this Down Under army versus the natives flick. Utu is a very good
A Maori army scout, Te
the stark evidence of a massacred Maori village. The devastating scene
is more than he can stand. His rebellion sets in motion an action to
bring an end to the violence against the British establishment. The
crown brings in Lieutenant Scott, a native New Zealander, to attempt to
use quasi-guerilla tactics to quell the uprising. The messages in the
compelling film are clear cut, almost pedantic, yet I never felt
hammered by preaching. Director Geoff Murphy directs with taut control
maintaining tension yet keeping the film level-headed. He even delivers
a fair dose of humor..
Wheke spots Scott. ©Kino
The relationships are especially interesting as they reflect on the
film's philosophy. Scott represents a native New Zealander's view while
the martinet Colonel Elliot is a cartoon of British imperialism. Wiremu,
the savvy Maori militiaman who remains loyal to the crown is probably
the most interesting character of all since he embodies aspects of all philosophies.
The sub-plot of settler Williamson's determination to wreak vengeance on Te
Wheke after the Maori band attacks his homestead makes for fascinating
Watching Williamson put the pieces together to hunt the Maori warrior
provides some stirring moments. You gotta get a load of that two fisted gun he fashions.
A truly memorable screen weapon!
fighting is quite direct and unfettered by love of the camera. There are
some interesting performances. Zac Wallace, making his screen debut, is
haunting as Te Wheke, the white man’s soldier turned back to raging
savagery. Kelly Johnson, who has a pivotal role as Lieutenant Scott, is
far too white bread for my taste. Still, the character lives under
Murphy’s guidance. The portrayal of the British Colonel is rather
cardboard and comical as well. Bruno Lawrence is wonderfully mad as
rancher Williamson, foaming at the mouth for Te Wheke’s blood. Tania Bristowe as Kura, the rebellious and independent native girl, is freshly

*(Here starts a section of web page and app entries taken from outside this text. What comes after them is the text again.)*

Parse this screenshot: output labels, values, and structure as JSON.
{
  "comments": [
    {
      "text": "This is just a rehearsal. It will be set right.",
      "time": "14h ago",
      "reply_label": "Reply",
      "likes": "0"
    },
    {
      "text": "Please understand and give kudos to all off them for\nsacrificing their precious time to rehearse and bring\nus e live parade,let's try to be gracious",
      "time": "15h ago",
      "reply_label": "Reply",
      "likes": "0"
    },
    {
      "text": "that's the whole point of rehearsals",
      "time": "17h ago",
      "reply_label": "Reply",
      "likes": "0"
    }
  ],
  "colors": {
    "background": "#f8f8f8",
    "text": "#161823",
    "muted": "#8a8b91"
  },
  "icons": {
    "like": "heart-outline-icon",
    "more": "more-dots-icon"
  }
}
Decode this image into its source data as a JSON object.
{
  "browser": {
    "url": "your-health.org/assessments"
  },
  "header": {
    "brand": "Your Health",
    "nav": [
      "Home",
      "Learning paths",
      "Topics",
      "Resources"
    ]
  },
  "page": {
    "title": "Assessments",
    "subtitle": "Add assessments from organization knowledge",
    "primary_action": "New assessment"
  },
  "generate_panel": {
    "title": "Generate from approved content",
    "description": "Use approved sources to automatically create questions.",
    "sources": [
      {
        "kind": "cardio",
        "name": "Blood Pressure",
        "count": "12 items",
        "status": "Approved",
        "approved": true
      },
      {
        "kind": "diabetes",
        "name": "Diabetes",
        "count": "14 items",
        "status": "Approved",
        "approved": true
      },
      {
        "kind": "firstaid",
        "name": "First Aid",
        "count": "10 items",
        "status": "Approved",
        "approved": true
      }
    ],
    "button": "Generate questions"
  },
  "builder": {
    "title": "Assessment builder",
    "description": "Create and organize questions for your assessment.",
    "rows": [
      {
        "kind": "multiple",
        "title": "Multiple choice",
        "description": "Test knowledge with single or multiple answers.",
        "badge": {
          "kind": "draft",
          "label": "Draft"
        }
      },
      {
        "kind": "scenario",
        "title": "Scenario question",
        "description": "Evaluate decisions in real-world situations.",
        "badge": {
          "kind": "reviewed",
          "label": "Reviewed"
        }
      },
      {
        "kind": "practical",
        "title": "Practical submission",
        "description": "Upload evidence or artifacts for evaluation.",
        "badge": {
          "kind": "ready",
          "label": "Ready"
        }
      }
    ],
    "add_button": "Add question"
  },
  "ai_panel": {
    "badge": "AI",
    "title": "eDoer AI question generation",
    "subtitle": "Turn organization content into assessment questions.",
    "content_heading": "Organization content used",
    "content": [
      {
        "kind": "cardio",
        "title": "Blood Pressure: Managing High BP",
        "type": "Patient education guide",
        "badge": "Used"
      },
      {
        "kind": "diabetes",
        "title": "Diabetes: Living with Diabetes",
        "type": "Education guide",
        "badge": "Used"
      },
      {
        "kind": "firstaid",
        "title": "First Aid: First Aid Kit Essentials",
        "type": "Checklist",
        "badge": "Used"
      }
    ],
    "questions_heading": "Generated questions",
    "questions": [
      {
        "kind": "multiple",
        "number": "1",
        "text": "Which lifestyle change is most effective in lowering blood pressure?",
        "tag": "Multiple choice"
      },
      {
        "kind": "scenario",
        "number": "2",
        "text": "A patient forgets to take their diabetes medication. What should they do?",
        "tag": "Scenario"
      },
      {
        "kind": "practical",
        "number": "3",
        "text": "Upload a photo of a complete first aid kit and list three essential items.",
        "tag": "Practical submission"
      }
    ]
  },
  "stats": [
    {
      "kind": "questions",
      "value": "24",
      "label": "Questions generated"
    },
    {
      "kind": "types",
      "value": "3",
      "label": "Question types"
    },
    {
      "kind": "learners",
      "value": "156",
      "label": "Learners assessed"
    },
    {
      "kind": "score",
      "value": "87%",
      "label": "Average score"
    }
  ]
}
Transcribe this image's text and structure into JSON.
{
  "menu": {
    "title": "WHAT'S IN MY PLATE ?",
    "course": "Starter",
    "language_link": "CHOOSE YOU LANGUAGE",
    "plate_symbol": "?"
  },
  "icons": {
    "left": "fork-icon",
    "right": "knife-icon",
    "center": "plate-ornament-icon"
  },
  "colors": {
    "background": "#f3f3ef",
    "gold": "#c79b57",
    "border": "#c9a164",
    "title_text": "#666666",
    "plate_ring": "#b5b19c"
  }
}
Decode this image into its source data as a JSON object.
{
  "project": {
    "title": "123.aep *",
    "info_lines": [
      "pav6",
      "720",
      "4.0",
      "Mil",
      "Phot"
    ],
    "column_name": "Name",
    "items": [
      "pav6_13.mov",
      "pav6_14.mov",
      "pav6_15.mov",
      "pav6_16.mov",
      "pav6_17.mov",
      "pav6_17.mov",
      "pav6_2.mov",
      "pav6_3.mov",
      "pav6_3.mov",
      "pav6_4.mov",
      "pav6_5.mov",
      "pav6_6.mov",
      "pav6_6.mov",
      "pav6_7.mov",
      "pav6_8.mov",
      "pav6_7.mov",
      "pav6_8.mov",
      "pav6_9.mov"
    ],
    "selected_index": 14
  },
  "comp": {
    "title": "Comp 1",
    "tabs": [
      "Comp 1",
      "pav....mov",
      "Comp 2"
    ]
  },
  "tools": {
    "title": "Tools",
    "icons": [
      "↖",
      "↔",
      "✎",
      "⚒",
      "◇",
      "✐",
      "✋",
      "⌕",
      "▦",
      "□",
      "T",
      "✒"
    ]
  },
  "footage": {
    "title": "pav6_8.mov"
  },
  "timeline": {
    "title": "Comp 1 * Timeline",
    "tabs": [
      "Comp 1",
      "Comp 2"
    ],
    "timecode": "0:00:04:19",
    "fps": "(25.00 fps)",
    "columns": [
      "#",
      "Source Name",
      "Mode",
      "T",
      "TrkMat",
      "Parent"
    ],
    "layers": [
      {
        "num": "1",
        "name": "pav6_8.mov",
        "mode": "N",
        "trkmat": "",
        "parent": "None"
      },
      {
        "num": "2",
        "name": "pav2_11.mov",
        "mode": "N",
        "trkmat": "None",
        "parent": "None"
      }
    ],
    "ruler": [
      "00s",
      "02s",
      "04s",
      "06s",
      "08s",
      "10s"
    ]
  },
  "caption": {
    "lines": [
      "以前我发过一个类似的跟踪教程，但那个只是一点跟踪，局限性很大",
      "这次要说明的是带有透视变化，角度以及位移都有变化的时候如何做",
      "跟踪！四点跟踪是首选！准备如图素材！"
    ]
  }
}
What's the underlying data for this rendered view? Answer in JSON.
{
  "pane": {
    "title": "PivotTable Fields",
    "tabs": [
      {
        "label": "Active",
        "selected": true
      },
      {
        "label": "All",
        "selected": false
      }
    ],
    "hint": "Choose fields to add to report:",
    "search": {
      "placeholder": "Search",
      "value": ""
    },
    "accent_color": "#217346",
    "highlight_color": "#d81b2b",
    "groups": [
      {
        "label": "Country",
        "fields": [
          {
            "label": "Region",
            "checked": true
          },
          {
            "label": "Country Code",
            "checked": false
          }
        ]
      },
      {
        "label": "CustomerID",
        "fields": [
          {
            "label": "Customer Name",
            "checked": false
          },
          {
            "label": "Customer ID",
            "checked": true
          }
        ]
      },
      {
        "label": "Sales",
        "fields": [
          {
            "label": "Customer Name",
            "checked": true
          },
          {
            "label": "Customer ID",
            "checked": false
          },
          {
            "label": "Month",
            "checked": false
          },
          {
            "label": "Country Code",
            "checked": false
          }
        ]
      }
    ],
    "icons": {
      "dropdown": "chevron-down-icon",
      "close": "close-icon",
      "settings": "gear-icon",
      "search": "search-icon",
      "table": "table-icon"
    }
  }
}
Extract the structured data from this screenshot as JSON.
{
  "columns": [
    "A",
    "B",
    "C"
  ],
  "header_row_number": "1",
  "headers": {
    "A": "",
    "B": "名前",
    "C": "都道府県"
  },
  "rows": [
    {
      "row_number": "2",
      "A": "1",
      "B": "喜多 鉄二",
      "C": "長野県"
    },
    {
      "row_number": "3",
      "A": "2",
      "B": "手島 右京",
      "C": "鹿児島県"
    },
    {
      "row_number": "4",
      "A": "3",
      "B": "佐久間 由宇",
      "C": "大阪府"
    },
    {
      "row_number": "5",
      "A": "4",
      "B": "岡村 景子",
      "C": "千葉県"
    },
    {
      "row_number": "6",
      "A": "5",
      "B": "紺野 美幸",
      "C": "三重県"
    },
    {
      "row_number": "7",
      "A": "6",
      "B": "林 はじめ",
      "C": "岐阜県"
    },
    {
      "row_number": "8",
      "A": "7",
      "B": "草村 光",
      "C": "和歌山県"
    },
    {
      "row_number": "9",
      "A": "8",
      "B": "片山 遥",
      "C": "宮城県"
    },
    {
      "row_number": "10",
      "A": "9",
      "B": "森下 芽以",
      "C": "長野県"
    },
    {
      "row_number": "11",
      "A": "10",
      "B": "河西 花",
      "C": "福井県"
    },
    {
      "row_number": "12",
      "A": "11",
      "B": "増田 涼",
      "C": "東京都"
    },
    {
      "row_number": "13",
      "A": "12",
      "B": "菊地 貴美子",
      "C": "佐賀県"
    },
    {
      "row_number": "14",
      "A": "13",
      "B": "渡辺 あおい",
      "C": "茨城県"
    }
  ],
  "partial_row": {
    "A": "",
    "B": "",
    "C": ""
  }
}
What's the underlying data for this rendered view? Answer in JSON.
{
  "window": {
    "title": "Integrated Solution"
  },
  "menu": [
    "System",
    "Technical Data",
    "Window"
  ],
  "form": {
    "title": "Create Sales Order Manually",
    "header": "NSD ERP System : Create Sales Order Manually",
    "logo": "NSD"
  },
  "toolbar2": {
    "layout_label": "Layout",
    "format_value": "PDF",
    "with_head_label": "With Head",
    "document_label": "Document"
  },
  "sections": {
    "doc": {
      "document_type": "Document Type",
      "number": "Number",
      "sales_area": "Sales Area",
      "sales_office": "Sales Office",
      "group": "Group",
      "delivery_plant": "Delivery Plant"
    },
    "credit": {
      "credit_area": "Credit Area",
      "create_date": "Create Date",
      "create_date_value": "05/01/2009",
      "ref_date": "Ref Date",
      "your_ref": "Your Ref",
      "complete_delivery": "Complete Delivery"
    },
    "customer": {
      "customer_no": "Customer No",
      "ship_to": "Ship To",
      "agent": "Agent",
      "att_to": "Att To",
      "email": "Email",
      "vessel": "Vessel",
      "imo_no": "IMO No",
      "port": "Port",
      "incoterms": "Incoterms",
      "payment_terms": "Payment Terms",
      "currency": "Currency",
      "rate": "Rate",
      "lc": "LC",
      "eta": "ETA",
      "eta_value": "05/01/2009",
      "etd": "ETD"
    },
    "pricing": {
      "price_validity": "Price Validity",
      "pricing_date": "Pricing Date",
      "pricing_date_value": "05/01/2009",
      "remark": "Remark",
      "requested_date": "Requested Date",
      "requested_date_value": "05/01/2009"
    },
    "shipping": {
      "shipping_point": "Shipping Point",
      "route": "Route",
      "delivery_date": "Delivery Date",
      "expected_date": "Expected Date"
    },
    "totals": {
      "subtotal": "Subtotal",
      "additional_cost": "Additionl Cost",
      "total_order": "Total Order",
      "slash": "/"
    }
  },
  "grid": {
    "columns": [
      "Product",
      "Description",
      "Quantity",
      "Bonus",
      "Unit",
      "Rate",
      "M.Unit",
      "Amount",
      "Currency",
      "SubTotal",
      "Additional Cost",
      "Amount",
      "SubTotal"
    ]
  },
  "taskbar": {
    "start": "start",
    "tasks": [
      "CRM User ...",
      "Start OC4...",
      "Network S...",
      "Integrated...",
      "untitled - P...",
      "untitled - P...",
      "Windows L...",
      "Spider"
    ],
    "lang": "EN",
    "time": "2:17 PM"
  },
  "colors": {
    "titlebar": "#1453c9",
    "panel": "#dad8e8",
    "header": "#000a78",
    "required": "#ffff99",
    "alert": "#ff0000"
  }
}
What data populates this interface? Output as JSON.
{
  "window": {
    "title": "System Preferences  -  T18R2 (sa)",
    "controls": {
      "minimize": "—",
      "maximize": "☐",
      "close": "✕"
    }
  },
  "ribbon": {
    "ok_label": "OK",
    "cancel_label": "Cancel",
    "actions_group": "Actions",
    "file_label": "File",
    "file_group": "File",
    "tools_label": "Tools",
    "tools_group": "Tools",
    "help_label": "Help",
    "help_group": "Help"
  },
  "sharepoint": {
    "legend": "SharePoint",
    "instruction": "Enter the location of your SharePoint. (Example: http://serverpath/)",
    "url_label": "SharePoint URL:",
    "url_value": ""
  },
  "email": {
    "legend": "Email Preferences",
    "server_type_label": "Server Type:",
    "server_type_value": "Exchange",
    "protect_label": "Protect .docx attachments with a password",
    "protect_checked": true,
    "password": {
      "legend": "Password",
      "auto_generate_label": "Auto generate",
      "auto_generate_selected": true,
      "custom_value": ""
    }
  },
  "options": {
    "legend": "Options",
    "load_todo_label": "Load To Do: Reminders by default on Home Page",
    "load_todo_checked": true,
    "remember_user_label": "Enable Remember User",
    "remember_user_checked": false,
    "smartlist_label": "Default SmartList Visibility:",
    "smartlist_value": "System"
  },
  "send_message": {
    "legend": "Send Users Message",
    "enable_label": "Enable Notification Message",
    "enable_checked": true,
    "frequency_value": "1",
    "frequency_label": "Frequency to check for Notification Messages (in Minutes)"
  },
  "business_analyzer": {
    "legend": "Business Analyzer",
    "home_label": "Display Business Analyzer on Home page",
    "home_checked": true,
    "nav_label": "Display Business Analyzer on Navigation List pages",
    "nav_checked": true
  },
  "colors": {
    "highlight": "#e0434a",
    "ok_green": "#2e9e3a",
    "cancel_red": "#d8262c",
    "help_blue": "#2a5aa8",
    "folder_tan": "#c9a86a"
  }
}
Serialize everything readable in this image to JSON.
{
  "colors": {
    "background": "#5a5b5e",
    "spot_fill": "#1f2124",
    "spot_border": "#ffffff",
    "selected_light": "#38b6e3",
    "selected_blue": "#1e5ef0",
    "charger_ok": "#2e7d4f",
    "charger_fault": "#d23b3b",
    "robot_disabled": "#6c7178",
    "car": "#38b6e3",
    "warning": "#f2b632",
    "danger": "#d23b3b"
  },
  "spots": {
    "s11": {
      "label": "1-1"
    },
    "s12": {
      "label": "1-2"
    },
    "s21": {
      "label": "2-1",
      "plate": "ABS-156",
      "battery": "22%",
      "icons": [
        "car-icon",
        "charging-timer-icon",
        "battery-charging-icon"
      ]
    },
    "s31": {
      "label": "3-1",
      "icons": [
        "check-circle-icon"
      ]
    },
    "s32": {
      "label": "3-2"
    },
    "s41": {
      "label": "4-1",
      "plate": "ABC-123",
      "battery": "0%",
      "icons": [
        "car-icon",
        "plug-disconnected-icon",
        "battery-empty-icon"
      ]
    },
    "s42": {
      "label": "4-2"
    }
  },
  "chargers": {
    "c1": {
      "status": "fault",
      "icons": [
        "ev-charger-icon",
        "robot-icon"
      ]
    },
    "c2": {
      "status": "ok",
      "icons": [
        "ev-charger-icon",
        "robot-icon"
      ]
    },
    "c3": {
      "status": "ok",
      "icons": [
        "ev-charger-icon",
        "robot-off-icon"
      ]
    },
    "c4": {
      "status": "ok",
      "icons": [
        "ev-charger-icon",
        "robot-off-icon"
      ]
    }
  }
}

playful without artifice.
Sad to say that this
powerful film is turned out in a miserable transfer.
It actually looks like it might have been
sourced from ¾ inch tape. I know it’s a low budget job coming from a
young New Zealand director, but I had the feeling that it should look
absolutely stunning. Contrast often falls short, color saturation is
barely adequate, and blacks are less than hardy. Soft focus prevents
entering the deeper reaches of characters. Haunting music lacks full
range. Hey, if this is all there's gonna be on DVD, you might as well do
a rental, if you can find it.
Selections from the Feature
Archive include articles on
Akira Kurosawa, Frank
Street Gangs, or Vietnam:
The Hollywood Pariah, and many more....
Hail, Hail, the Gangs in Hollywood
From Angels with Dirty
Faces to West Side Story to Menace II Society, Hollywood has depicted
youth gangs as reflections of the times.
Glenn Erickson's insightful DVD reviews have been a Internet fixture for
several years. Check out some of his sophisticated feature articles.
Currently hosted by DVD Talk.
Calibrations in the Tristate New York area. Lots of hardware info
and frequent hardware peaks from video expert Kevin Miller. They may be
judgmental, but that's the point, isn't it. Lots of DVD reviews plus
news and more.
Find reams of movie and DVD
reviews at the Movie Review Query Engine, a index of reviews appearing
on the Internet.
Mystery writer Fred Hunter digs into classic
films on DVD. Check out his insightful reviews at The
Classics on DVD.
Michael Douglas in Falling Down, looks quizzically at Robert Duval: 'You mean,
I'm the bad guy'